He also values the watercooler effect. ‘People still go into the office on Friday and talk about what happened on Grey’s Anatomy, and if you recorded it to watch on the weekend, you’re left out,’ he says. ‘We are creatures of community, and we like to have shared experiences. It’s a challenge to get viewers back, but it’s definitely doable.’

John Bozzo, ED, English communications at CBC Television, also feels that TV and online are complementary channels. ‘People are getting entertainment programming online as well as on TV,’ he points out. ‘Our job is to make sure they’re choosing CBC, regardless of the platform.’

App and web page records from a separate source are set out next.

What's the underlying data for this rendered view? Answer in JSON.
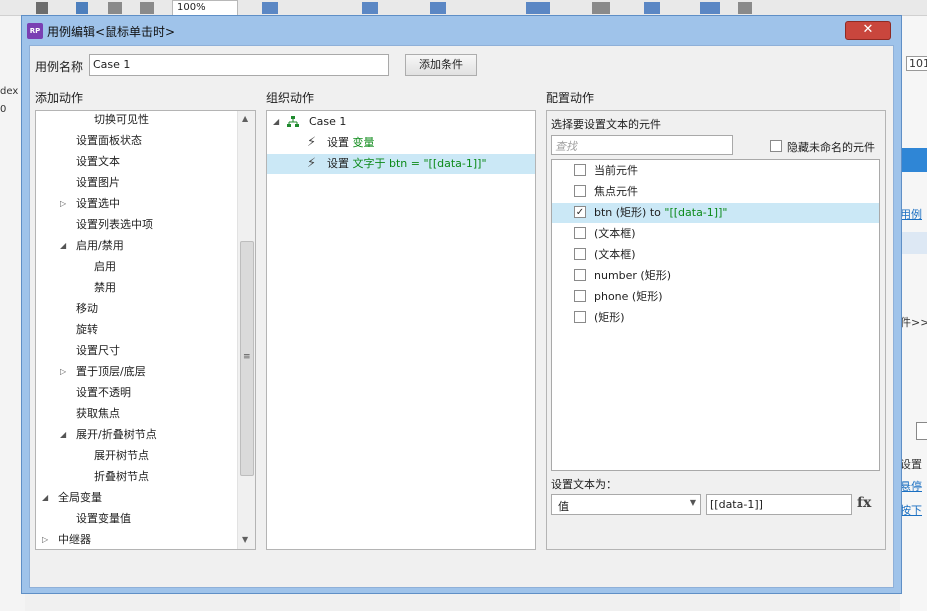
{
  "background": {
    "zoom_value": "100%",
    "left_labels": [
      "dex",
      "0"
    ],
    "right_labels": {
      "top_value": "101",
      "link1": "用例",
      "item2": "件>>",
      "item3": "设置",
      "link4": "悬停",
      "link5": "按下"
    }
  },
  "dialog": {
    "app_icon_text": "RP",
    "title": "用例编辑<鼠标单击时>",
    "close_symbol": "✕",
    "case_name_label": "用例名称",
    "case_name_value": "Case 1",
    "add_condition_label": "添加条件",
    "sections": {
      "add_actions": "添加动作",
      "organize_actions": "组织动作",
      "configure_actions": "配置动作"
    }
  },
  "add_actions_tree": [
    {
      "label": "切换可见性",
      "level": 3
    },
    {
      "label": "设置面板状态",
      "level": 2
    },
    {
      "label": "设置文本",
      "level": 2
    },
    {
      "label": "设置图片",
      "level": 2
    },
    {
      "label": "设置选中",
      "level": 2,
      "arrow": "collapsed"
    },
    {
      "label": "设置列表选中项",
      "level": 2
    },
    {
      "label": "启用/禁用",
      "level": 2,
      "arrow": "expanded"
    },
    {
      "label": "启用",
      "level": 3
    },
    {
      "label": "禁用",
      "level": 3
    },
    {
      "label": "移动",
      "level": 2
    },
    {
      "label": "旋转",
      "level": 2
    },
    {
      "label": "设置尺寸",
      "level": 2
    },
    {
      "label": "置于顶层/底层",
      "level": 2,
      "arrow": "collapsed"
    },
    {
      "label": "设置不透明",
      "level": 2
    },
    {
      "label": "获取焦点",
      "level": 2
    },
    {
      "label": "展开/折叠树节点",
      "level": 2,
      "arrow": "expanded"
    },
    {
      "label": "展开树节点",
      "level": 3
    },
    {
      "label": "折叠树节点",
      "level": 3
    },
    {
      "label": "全局变量",
      "level": 1,
      "arrow": "expanded"
    },
    {
      "label": "设置变量值",
      "level": 2
    },
    {
      "label": "中继器",
      "level": 1,
      "arrow": "collapsed"
    }
  ],
  "organize": {
    "case_label": "Case 1",
    "actions": [
      {
        "prefix": "设置 ",
        "detail": "变量",
        "selected": false
      },
      {
        "prefix": "设置 ",
        "detail": "文字于 btn = \"[[data-1]]\"",
        "selected": true
      }
    ]
  },
  "configure": {
    "choose_label": "选择要设置文本的元件",
    "search_placeholder": "查找",
    "hide_unnamed_label": "隐藏未命名的元件",
    "widgets": [
      {
        "label": "当前元件",
        "checked": false,
        "selected": false
      },
      {
        "label": "焦点元件",
        "checked": false,
        "selected": false
      },
      {
        "label": "btn (矩形) to ",
        "detail": "\"[[data-1]]\"",
        "checked": true,
        "selected": true
      },
      {
        "label": "(文本框)",
        "checked": false,
        "selected": false
      },
      {
        "label": "(文本框)",
        "checked": false,
        "selected": false
      },
      {
        "label": "number (矩形)",
        "checked": false,
        "selected": false
      },
      {
        "label": "phone (矩形)",
        "checked": false,
        "selected": false
      },
      {
        "label": "(矩形)",
        "checked": false,
        "selected": false
      }
    ],
    "set_text_label": "设置文本为：",
    "type_value": "值",
    "text_value": "[[data-1]]",
    "fx_label": "fx"
  }
}
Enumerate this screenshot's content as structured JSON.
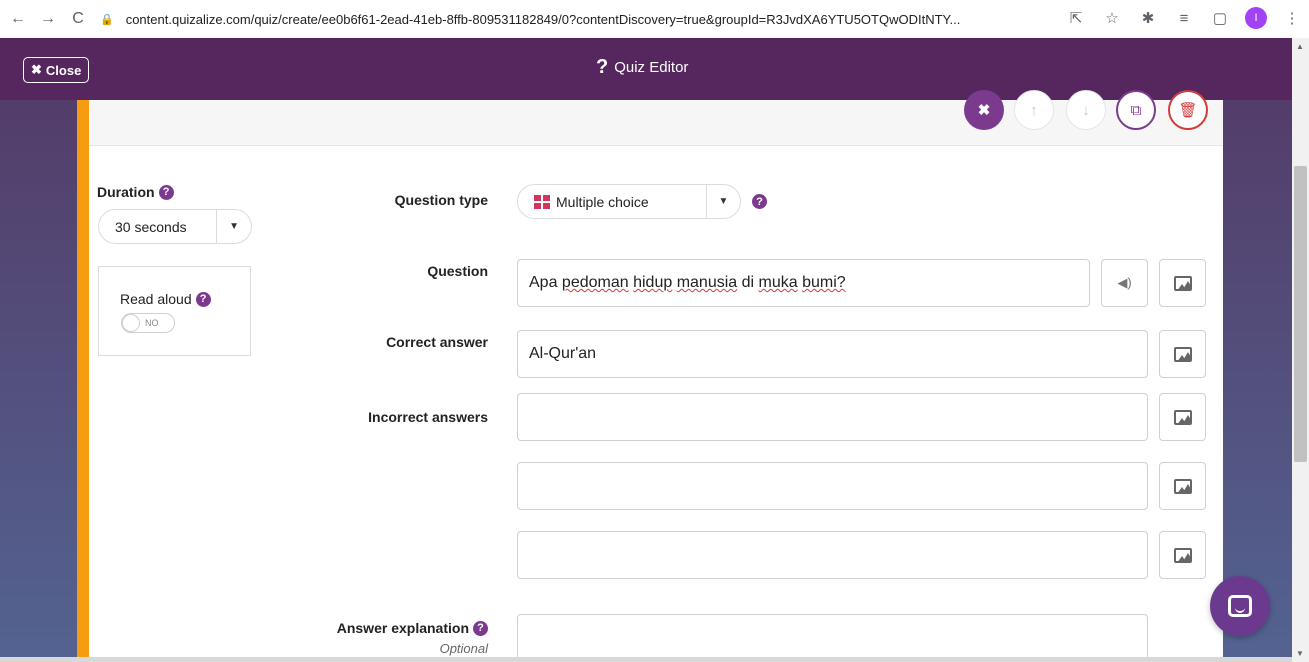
{
  "browser": {
    "url": "content.quizalize.com/quiz/create/ee0b6f61-2ead-41eb-8ffb-809531182849/0?contentDiscovery=true&groupId=R3JvdXA6YTU5OTQwODItNTY...",
    "profile_initial": "I"
  },
  "header": {
    "close_label": "Close",
    "title": "Quiz Editor"
  },
  "settings": {
    "duration_label": "Duration",
    "duration_value": "30 seconds",
    "read_aloud_label": "Read aloud",
    "read_aloud_toggle": "NO"
  },
  "form": {
    "question_type_label": "Question type",
    "question_type_value": "Multiple choice",
    "question_label": "Question",
    "question_value": "Apa pedoman hidup manusia di muka bumi?",
    "question_words": [
      "Apa",
      "pedoman",
      "hidup",
      "manusia",
      "di",
      "muka",
      "bumi?"
    ],
    "correct_answer_label": "Correct answer",
    "correct_answer_value": "Al-Qur'an",
    "incorrect_answers_label": "Incorrect answers",
    "incorrect_answers": [
      "",
      "",
      ""
    ],
    "answer_explanation_label": "Answer explanation",
    "optional_label": "Optional"
  },
  "colors": {
    "header": "#56275f",
    "accent_bar": "#f59c10",
    "primary": "#7c3a8f",
    "danger": "#d33a3a",
    "mc_icon": "#d3365b"
  }
}
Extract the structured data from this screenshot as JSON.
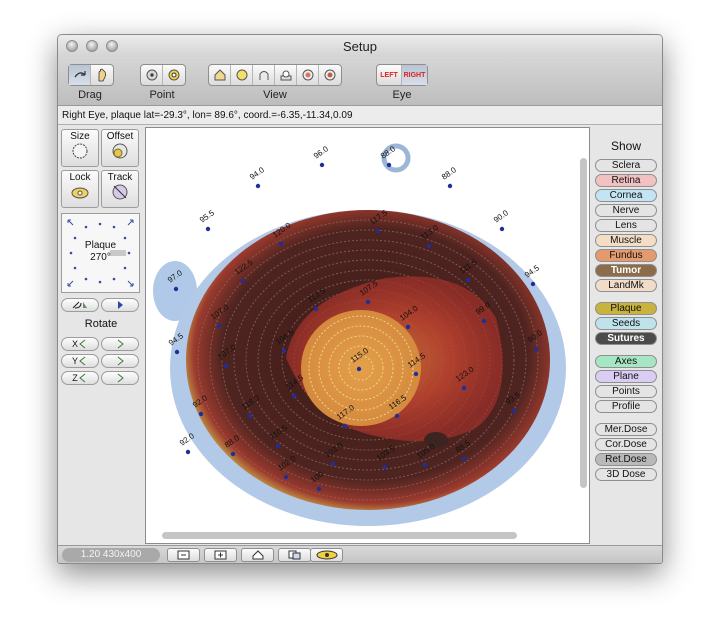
{
  "window": {
    "title": "Setup"
  },
  "toolbar": {
    "groups": [
      {
        "label": "Drag",
        "icons": [
          "rotate-drag-icon",
          "hand-drag-icon"
        ]
      },
      {
        "label": "Point",
        "icons": [
          "point-view-icon",
          "point-target-icon"
        ]
      },
      {
        "label": "View",
        "icons": [
          "home-view-icon",
          "top-view-icon",
          "side-view-icon",
          "bottom-view-icon",
          "front-view-icon",
          "back-view-icon"
        ]
      },
      {
        "label": "Eye",
        "icons": [
          "left-eye-icon",
          "right-eye-icon"
        ]
      }
    ],
    "eye_left": "LEFT",
    "eye_right": "RIGHT"
  },
  "status": {
    "text": "Right Eye, plaque lat=-29.3°, lon= 89.6°, coord.=-6.35,-11.34,0.09"
  },
  "left_panel": {
    "size_label": "Size",
    "offset_label": "Offset",
    "lock_label": "Lock",
    "track_label": "Track",
    "plaque_label": "Plaque",
    "plaque_angle": "270°",
    "rotate_label": "Rotate",
    "axes": [
      "X",
      "Y",
      "Z"
    ]
  },
  "right_panel": {
    "title": "Show",
    "buttons": [
      {
        "label": "Sclera",
        "color": "#e4e4e4"
      },
      {
        "label": "Retina",
        "color": "#f2c2c2"
      },
      {
        "label": "Cornea",
        "color": "#c4e3f3"
      },
      {
        "label": "Nerve",
        "color": "#e4e4e4"
      },
      {
        "label": "Lens",
        "color": "#e4e4e4"
      },
      {
        "label": "Muscle",
        "color": "#f3ddc4"
      },
      {
        "label": "Fundus",
        "color": "#e59a6d"
      },
      {
        "label": "Tumor",
        "color": "#8d6c4c"
      },
      {
        "label": "LandMk",
        "color": "#f1dcc8"
      },
      {
        "label": "Plaque",
        "color": "#c8b33c"
      },
      {
        "label": "Seeds",
        "color": "#bfe3ea"
      },
      {
        "label": "Sutures",
        "color": "#4b4b4b"
      },
      {
        "label": "Axes",
        "color": "#a6e6c3"
      },
      {
        "label": "Plane",
        "color": "#d9cdf3"
      },
      {
        "label": "Points",
        "color": "#e4e4e4"
      },
      {
        "label": "Profile",
        "color": "#e4e4e4"
      },
      {
        "label": "Mer.Dose",
        "color": "#e4e4e4"
      },
      {
        "label": "Cor.Dose",
        "color": "#e4e4e4"
      },
      {
        "label": "Ret.Dose",
        "color": "#b9b9b9"
      },
      {
        "label": "3D Dose",
        "color": "#e4e4e4"
      }
    ]
  },
  "viewport": {
    "labels": [
      "94.0",
      "96.0",
      "88.0",
      "88.0",
      "95.5",
      "90.0",
      "94.5",
      "97.0",
      "90.0",
      "94.5",
      "92.0",
      "93.5",
      "92.0",
      "88.5",
      "88.0",
      "100",
      "120.0",
      "117.5",
      "113.0",
      "111.5",
      "122.5",
      "113.5",
      "107.5",
      "104.0",
      "107.0",
      "99.0",
      "104.5",
      "107.0",
      "114.5",
      "114.5",
      "115.0",
      "123.0",
      "118.0",
      "116.5",
      "117.0",
      "110.5",
      "103.5",
      "102.0",
      "105.0",
      "103.0"
    ]
  },
  "bottom_bar": {
    "zoom_text": "1.20 430x400",
    "buttons": [
      "zoom-out-icon",
      "zoom-in-icon",
      "home-icon",
      "copy-icon",
      "eye-icon"
    ]
  }
}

The pubcaster has been putting more content online, including webisodes, streaming shows and podcasts, and expanding mobile deals with telcos and Apple. Its marketing budget hasn’t increased, but the mix has shifted slightly from OOH to online, and there’s a new emphasis on focused targets.

‘Over the past two years we’ve been much more selective about where we’re buying,’ says Bozzo. ‘I can reach our news audience by putting promos on air, but 35- to 49-year-old women who like drama are not watching in great numbers. So we’re doing more stunt events and PR activity to reach people where they are.’ That has included retail and transit promotions for Little Mosque – in which cookies and Turkish coffee were handed out at stores and subway stations, for example – and airport pillars to reinforce The Border’s subject matter.

Not surprisingly, Rogers Media is boosting its marketing budget now that it has taken control of the Citytv and Omni stations. ‘I think you’ll see an expansion in all areas, especially online,’ says Malcolm Dunlop, EVP programming. ‘We’ve got an aggressive plan for the fall to ensure that we continue to increase our ratings.’

At Canwest, the ad spend is also up, partly because the net bought the Alliance Atlantis channels. ‘Obviously there’s an increase,’ says Canwest Broadcasting CMO Walter Levitt. ‘But we’re looking at how we can most effectively spend our money. One thing we’re doing well is cross-promoting. If there’s a big priority, whether it’s on Global, E!, HGTV or Showcase, we’re getting all our assets behind it.’

Canwest’s mix is also changing, but not drastically. ‘TV is still the most effective way to market television,’ says Levitt. ‘Online is a larger percentage of our spend, but still relatively small. We allocate a portion to buzz marketing initiatives. They may not have the reach of television, but for those who see them, they have tremendous impact.’

As do retail partnerships. ‘We’re doing a promotion with Orville Redenbacher,’ says Levitt. ‘In August and September, consumers buying popcorn will get a DVD with episodes of returning shows and material promoting the new season.’

Canwest plans to mount a large-scale campaign to bring back viewers of shows like Heroes, House and The Office, with subway dominations, OOH, radio and online as well as TV, and capitalize on the buzz surrounding the fall’s new shows, particularly the new 90210.

‘The interesting thing about 90210 is its broad appeal,’ says Levitt. ‘Obviously it’s going to appeal to teenagers, but the opportunity beyond that involves the fans of the original series who are now in their 30s and 40s. We put it on after House, the biggest show in the country, and we think the excitement among people who watched the original is going to be enormous.

‘Over the summer we’ll be promoting it though multiple pieces of creative on air, and we’ll use every episode of House to get people to stay. Beyond that, we’ll use radio, outdoor, online and some buzz marketing to get the street talk going. Ultimately it’s about getting a huge amount of sampling for that first episode.’

Canwest is also contemplating mall-oriented efforts for E!’s Instant Beauty Pageant, advance screenings of the first new 24 episode for diehard fans and a slew of promotions for the mid-season launch of Howie Mandel’s new show, Howie Do It.